- Scott Elmquist
- Jay Ipson joins supporters at Willow Lawn for a motorcycle ride in late June.
While the board of the Virginia Holocaust Museum prepares to decide the fate of ousted executive director Jay Ipson, rumors are flying about what that decision could mean for the museum's finances.
A Holocaust survivor and museum co-founder, Ipson stepped down as director June 30 by order of the board. Public outrage erupted after it was disclosed that Ipson also was asked to vacate his office at the museum and remove decades' worth of memorabilia. Some former museum staffers and board members say the reason for Ipson's removal was friction between him and Marcus M. Weinstein, the museum's most generous donor and board chairman.
The board is scheduled to meet at the museum July 26 at 5:30 p.m. to vote on whether Ipson should be allowed to keep his office and continue his unpaid involvement with the museum. The unspoken question: If the board allows Ipson to stay, will Weinstein withdraw his financial support?
Weinstein isn't saying. He told Style when reached Monday, "I have really no comment about the Holocaust Museum."
"People that don't know the facts figure that if Mr. Weinstein leaves and takes his money, the museum will close up," Ipson said Monday. While Weinstein's donations — which total several million dollars — have subsidized the museum staff's salaries for years, Ipson says, the museum can't continue to rely so heavily on a single donor.

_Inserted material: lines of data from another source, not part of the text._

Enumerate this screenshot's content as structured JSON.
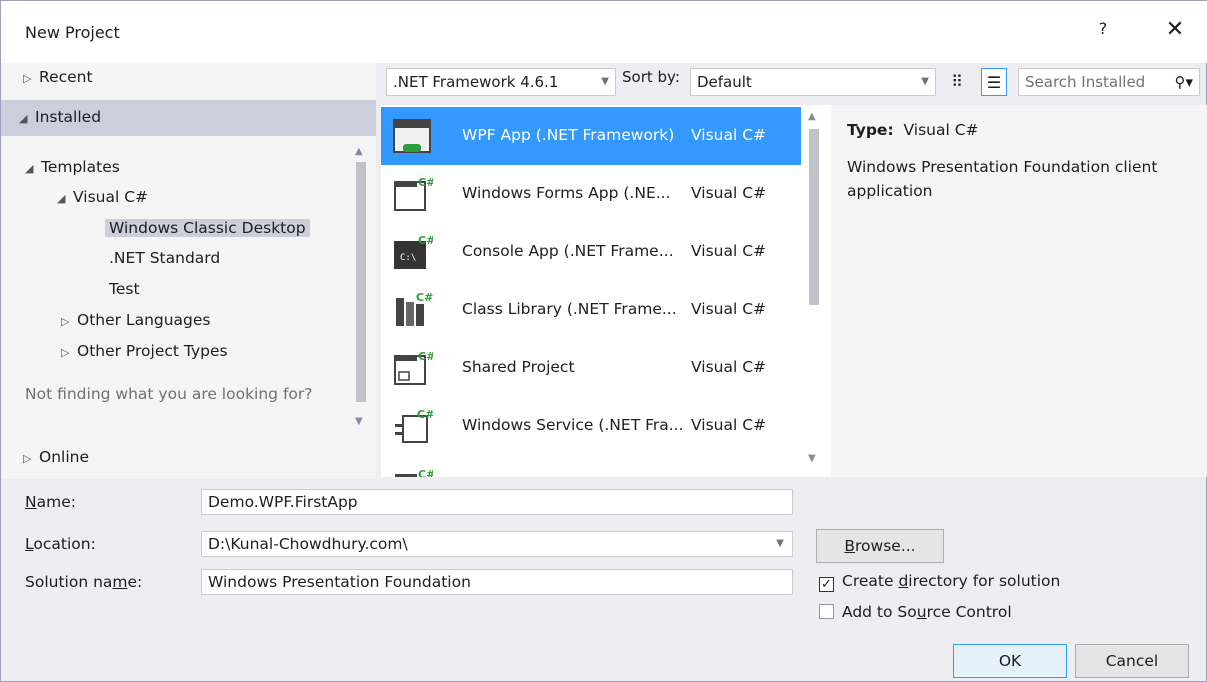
{
  "window": {
    "title": "New Project",
    "help_label": "?",
    "close_label": "✕"
  },
  "tree": {
    "recent": "Recent",
    "installed": "Installed",
    "templates": "Templates",
    "visual_csharp": "Visual C#",
    "windows_classic_desktop": "Windows Classic Desktop",
    "net_standard": ".NET Standard",
    "test": "Test",
    "other_languages": "Other Languages",
    "other_project_types": "Other Project Types",
    "hint": "Not finding what you are looking for?",
    "online": "Online"
  },
  "toolbar": {
    "framework": ".NET Framework 4.6.1",
    "sort_by_label": "Sort by:",
    "sort_by_value": "Default",
    "search_placeholder": "Search Installed"
  },
  "templates": [
    {
      "name": "WPF App (.NET Framework)",
      "lang": "Visual C#",
      "selected": true
    },
    {
      "name": "Windows Forms App (.NE...",
      "lang": "Visual C#"
    },
    {
      "name": "Console App (.NET Frame...",
      "lang": "Visual C#"
    },
    {
      "name": "Class Library (.NET Frame...",
      "lang": "Visual C#"
    },
    {
      "name": "Shared Project",
      "lang": "Visual C#"
    },
    {
      "name": "Windows Service (.NET Fra...",
      "lang": "Visual C#"
    }
  ],
  "description": {
    "type_label": "Type:",
    "type_value": "Visual C#",
    "text": "Windows Presentation Foundation client application"
  },
  "form": {
    "name_label_pre": "",
    "name_label_key": "N",
    "name_label_post": "ame:",
    "name_value": "Demo.WPF.FirstApp",
    "location_label_pre": "",
    "location_label_key": "L",
    "location_label_post": "ocation:",
    "location_value": "D:\\Kunal-Chowdhury.com\\",
    "solution_label_pre": "Solution na",
    "solution_label_key": "m",
    "solution_label_post": "e:",
    "solution_value": "Windows Presentation Foundation",
    "browse_pre": "",
    "browse_key": "B",
    "browse_post": "rowse...",
    "create_dir_pre": "Create ",
    "create_dir_key": "d",
    "create_dir_post": "irectory for solution",
    "create_dir_checked": true,
    "source_control_pre": "Add to So",
    "source_control_key": "u",
    "source_control_post": "rce Control",
    "source_control_checked": false,
    "ok_label": "OK",
    "cancel_label": "Cancel"
  }
}
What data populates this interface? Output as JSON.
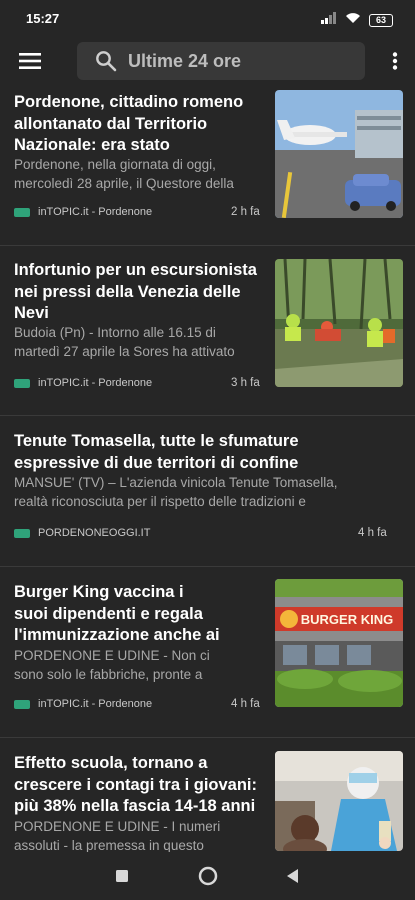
{
  "status": {
    "time": "15:27",
    "battery": "63"
  },
  "search": {
    "label": "Ultime 24 ore"
  },
  "articles": [
    {
      "title_lines": [
        "Pordenone, cittadino romeno",
        "allontanato dal Territorio",
        "Nazionale: era stato"
      ],
      "snippet_lines": [
        "Pordenone, nella giornata di oggi,",
        "mercoledì 28 aprile, il Questore della"
      ],
      "source": "inTOPIC.it - Pordenone",
      "time": "2 h fa"
    },
    {
      "title_lines": [
        "Infortunio per un escursionista",
        "nei pressi della Venezia delle",
        "Nevi"
      ],
      "snippet_lines": [
        "Budoia (Pn) - Intorno alle 16.15 di",
        "martedì 27 aprile la Sores ha attivato"
      ],
      "source": "inTOPIC.it - Pordenone",
      "time": "3 h fa"
    },
    {
      "title_lines": [
        "Tenute Tomasella, tutte le sfumature",
        "espressive di due territori di confine"
      ],
      "snippet_lines": [
        "MANSUE' (TV) – L'azienda vinicola Tenute Tomasella,",
        "realtà riconosciuta per il rispetto delle tradizioni e"
      ],
      "source": "PORDENONEOGGI.IT",
      "time": "4 h fa"
    },
    {
      "title_lines": [
        "Burger King vaccina i",
        "suoi dipendenti e regala",
        "l'immunizzazione anche ai"
      ],
      "snippet_lines": [
        "PORDENONE E UDINE - Non ci",
        "sono solo le fabbriche, pronte a"
      ],
      "source": "inTOPIC.it - Pordenone",
      "time": "4 h fa",
      "thumb_text": "BURGER KING"
    },
    {
      "title_lines": [
        "Effetto scuola, tornano a",
        "crescere i contagi tra i giovani:",
        "più 38% nella fascia 14-18 anni"
      ],
      "snippet_lines": [
        "PORDENONE E UDINE - I numeri",
        "assoluti - la premessa in questo"
      ]
    }
  ],
  "colors": {
    "background": "#262626",
    "search_bg": "#383838",
    "tag": "#2fa37a"
  }
}
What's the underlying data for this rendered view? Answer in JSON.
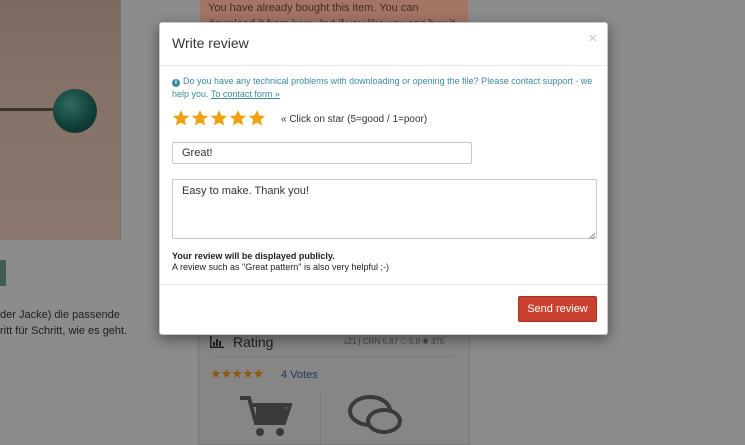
{
  "background": {
    "banner_text_line1": "You have already bought this item. You can",
    "banner_text_line2_a": "download it from ",
    "banner_text_line2_link": "here",
    "banner_text_line2_b": ", but if you like you can buy it",
    "desc_line1": "der Jacke) die passende",
    "desc_line2": "ritt für Schritt, wie es geht.",
    "rating_title": "Rating",
    "rating_stats": "⤓21 | CRN 5.87  ⚇ 5.0  ◉ 375",
    "stars": "★★★★★",
    "votes": "4 Votes"
  },
  "modal": {
    "title": "Write review",
    "close": "×",
    "info_text": "Do you have any technical problems with downloading or opening the file? Please contact support - we help you.",
    "info_link": "To contact form »",
    "star_count": 5,
    "star_color": "#f0a114",
    "star_hint": "« Click on star (5=good / 1=poor)",
    "title_value": "Great!",
    "review_value": "Easy to make. Thank you!",
    "public_note_bold": "Your review will be displayed publicly.",
    "public_note": "A review such as \"Great pattern\" is also very helpful ;-)",
    "send_label": "Send review"
  }
}
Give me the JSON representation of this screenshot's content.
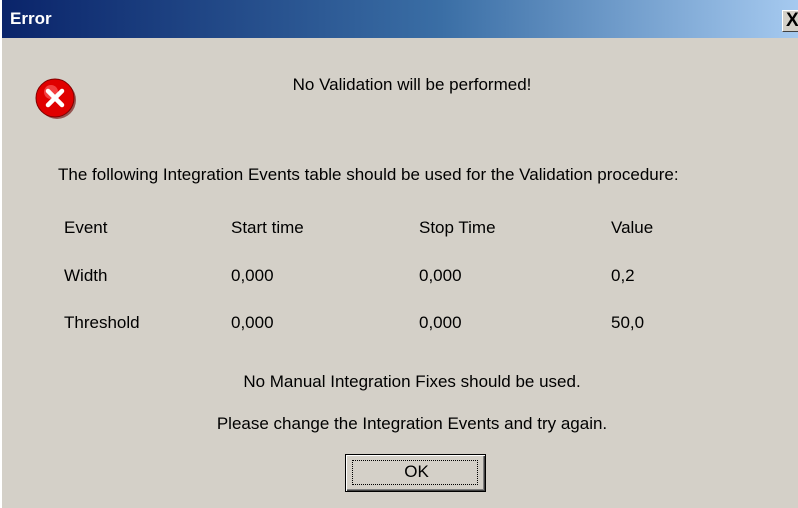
{
  "dialog": {
    "title": "Error",
    "close_label": "X",
    "message": "No Validation will be performed!",
    "intro": "The following Integration Events table should be used for the Validation procedure:",
    "table": {
      "headers": [
        "Event",
        "Start time",
        "Stop Time",
        "Value"
      ],
      "rows": [
        [
          "Width",
          "0,000",
          "0,000",
          "0,2"
        ],
        [
          "Threshold",
          "0,000",
          "0,000",
          "50,0"
        ]
      ]
    },
    "note_fixes": "No Manual Integration Fixes should be used.",
    "note_retry": "Please change the Integration Events and try again.",
    "ok_label": "OK"
  },
  "icons": {
    "error": "error-icon"
  },
  "colors": {
    "titlebar_start": "#0a246a",
    "titlebar_end": "#a6caf0",
    "error_red": "#e00000",
    "dialog_bg": "#d4d0c8"
  }
}
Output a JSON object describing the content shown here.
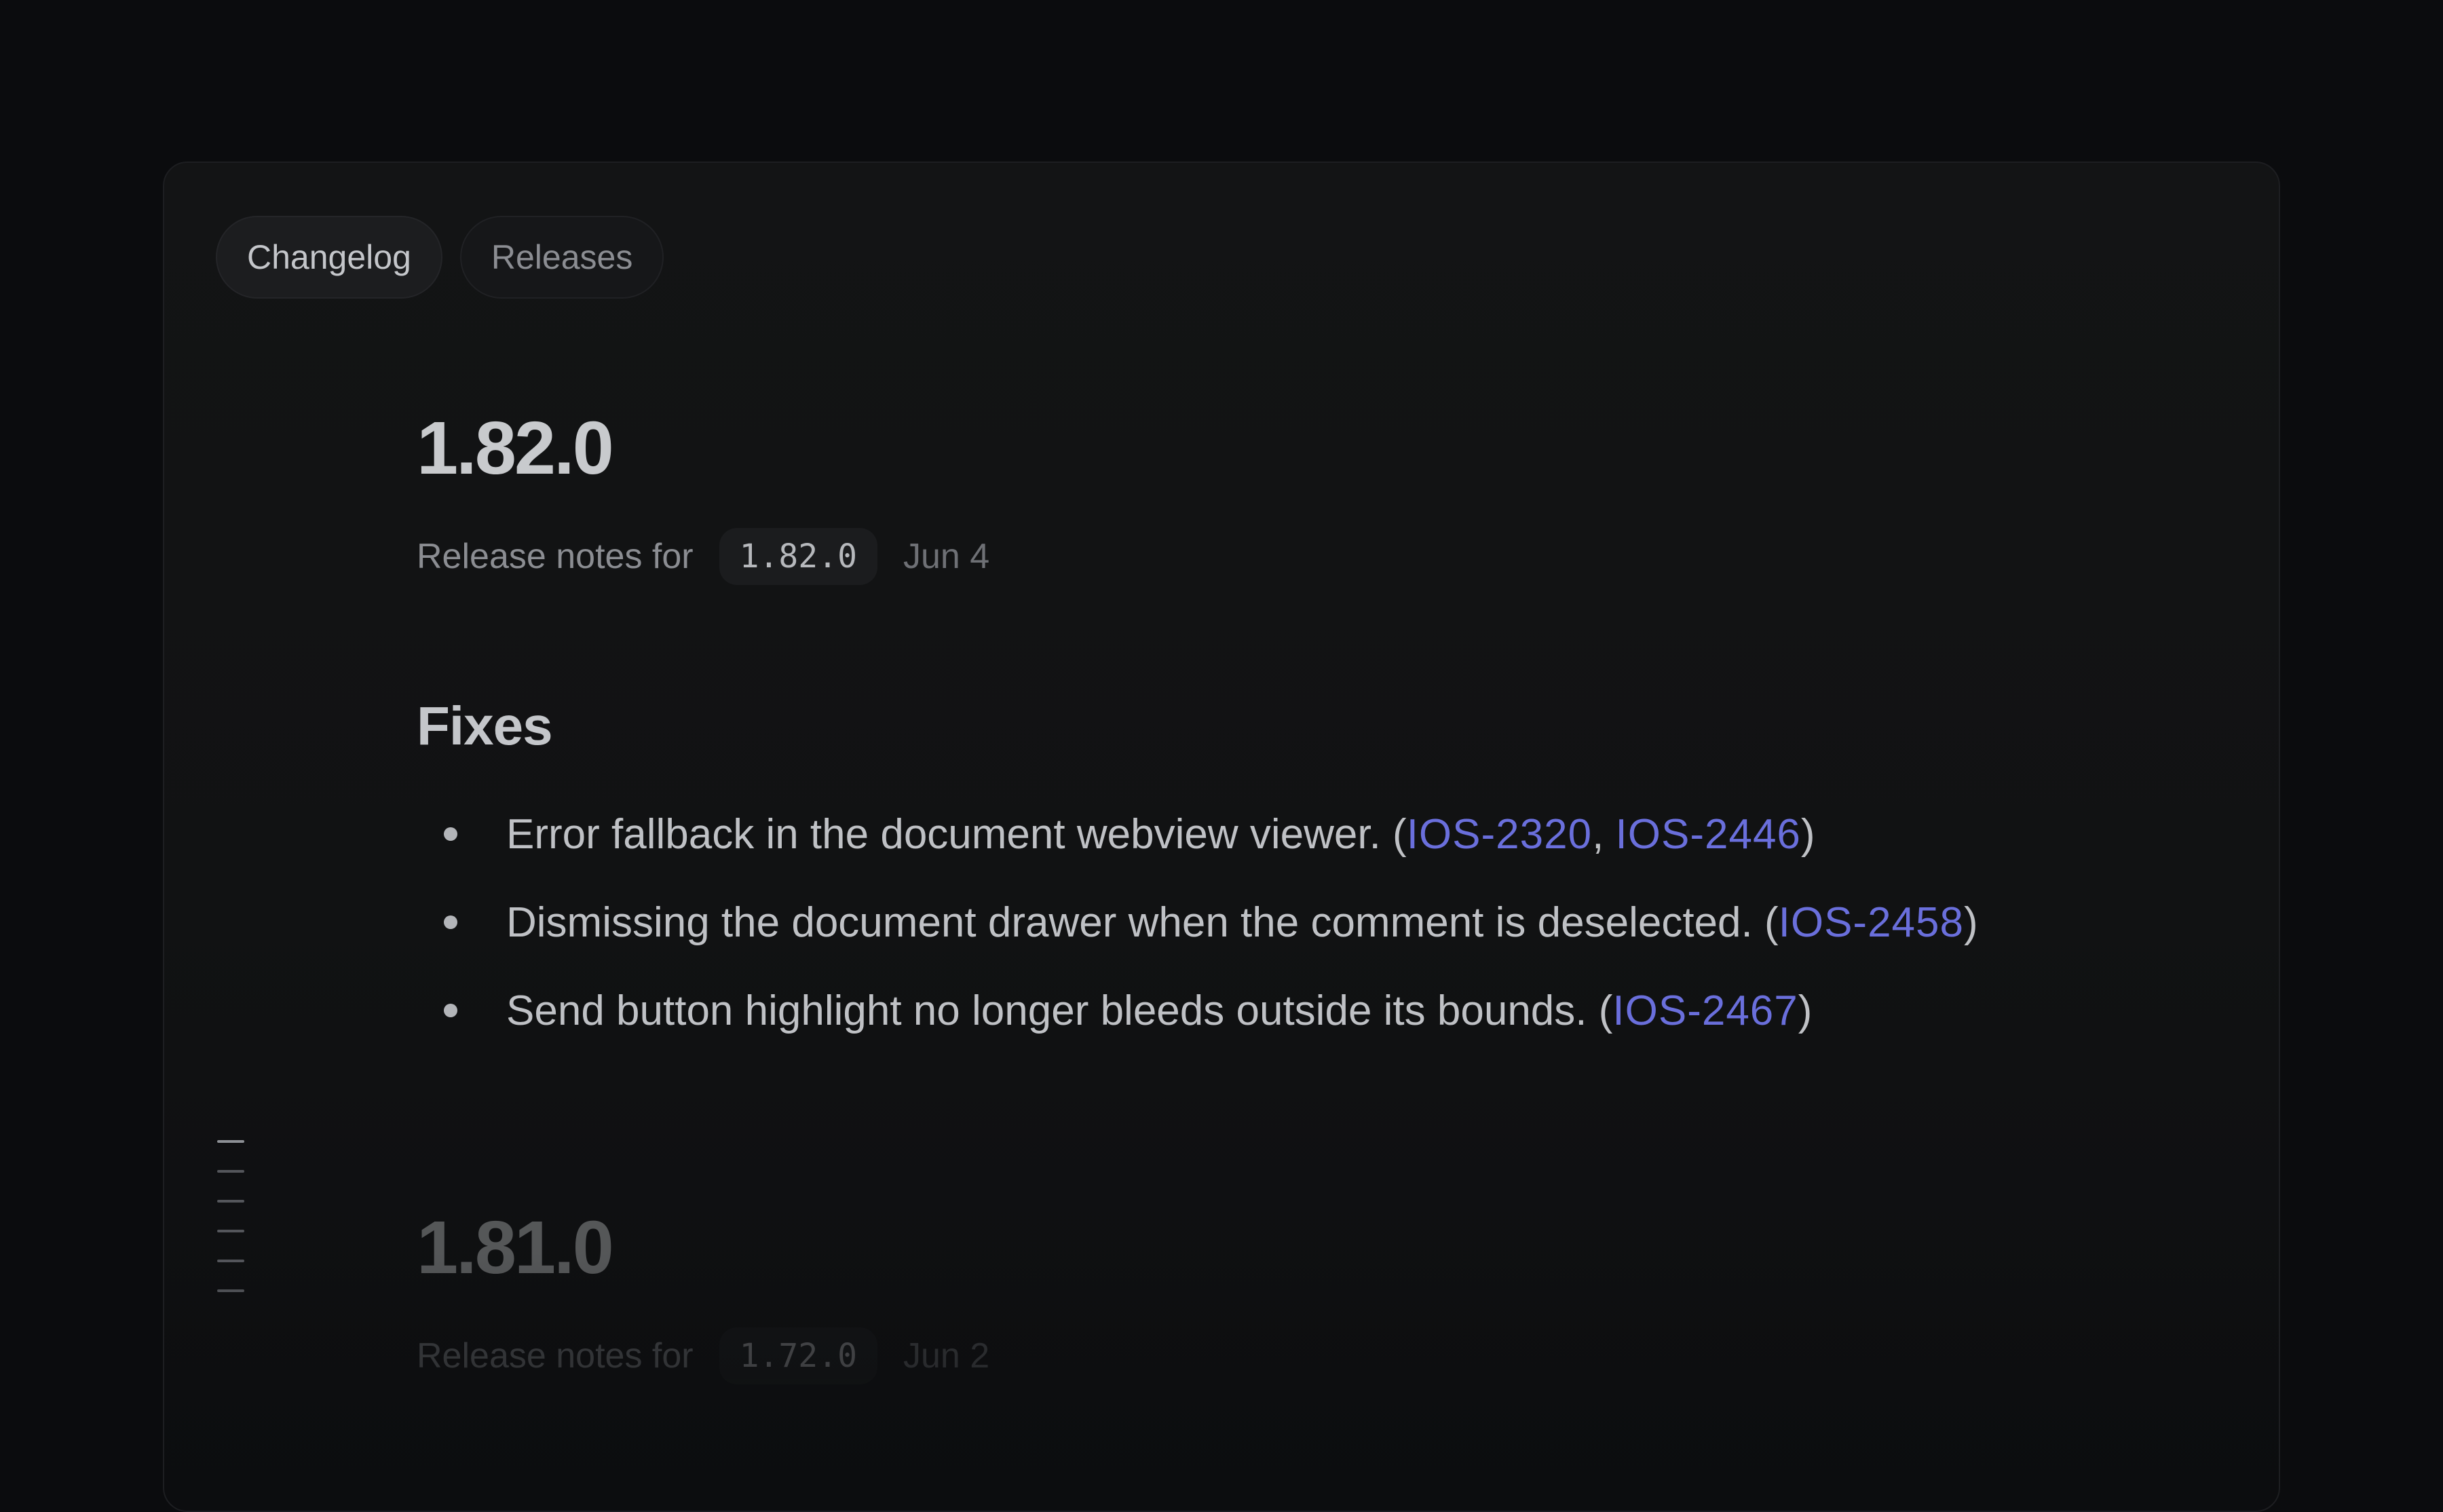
{
  "tabs": [
    {
      "label": "Changelog",
      "active": true
    },
    {
      "label": "Releases",
      "active": false
    }
  ],
  "releases": [
    {
      "version": "1.82.0",
      "notes_prefix": "Release notes for",
      "code": "1.82.0",
      "date": "Jun 4",
      "section": "Fixes",
      "fixes": [
        {
          "text": "Error fallback in the document webview viewer. (",
          "links": [
            "IOS-2320",
            "IOS-2446"
          ],
          "suffix": ")"
        },
        {
          "text": "Dismissing the document drawer when the comment is deselected. (",
          "links": [
            "IOS-2458"
          ],
          "suffix": ")"
        },
        {
          "text": "Send button highlight no longer bleeds outside its bounds. (",
          "links": [
            "IOS-2467"
          ],
          "suffix": ")"
        }
      ]
    },
    {
      "version": "1.81.0",
      "notes_prefix": "Release notes for",
      "code": "1.72.0",
      "date": "Jun 2"
    }
  ],
  "link_separator": ", ",
  "colors": {
    "background": "#0b0c0e",
    "card": "#131415",
    "link": "#6a6fdc",
    "text": "#bfc1c5"
  }
}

The staff is larger than it should be, Ipson says, but losing Weinstein's funding doesn't mean people will be laid off. Ipson says he vowed long ago that the museum never would charge admission, because "a dollar should not stop somebody from getting an education."
Ipson says he doesn't know how the board will vote, though he's spoken with a few members. Sometimes people will tell you one thing to your face, he says, "and when they turn around they do something else. It's never a sure, given thing."
In addition to members of a Facebook group, Jay Must Stay, others are taking up Ipson's cause. The Richmond International House of Prayer and Encounter (RIHOPE) in Shockoe Bottom announced this week that it's working to complete Ipson's campaign to collect 6 million pennies as a visual representation of the Holocaust's Jewish victims. Since 1999, according to the museum's website, 3.3 million pennies have been raised.
RIHOPE and local activist Rick Tatnall hope to present the remaining 2.7 million pennies to Ipson and the museum by Yom Kippur, the Jewish Day of Atonement, on Sept. 26. They'll place collection jars in some area restaurants ("jars in bars," Tatnall calls it) and are asking churches and businesses to contribute. RIHOPE Director Sherrie Moore was seized by a desire to show support for the museum by re-energizing the campaign, she says, "and just letting them know, we will never forget. Because it just seemed like it was fading into the background."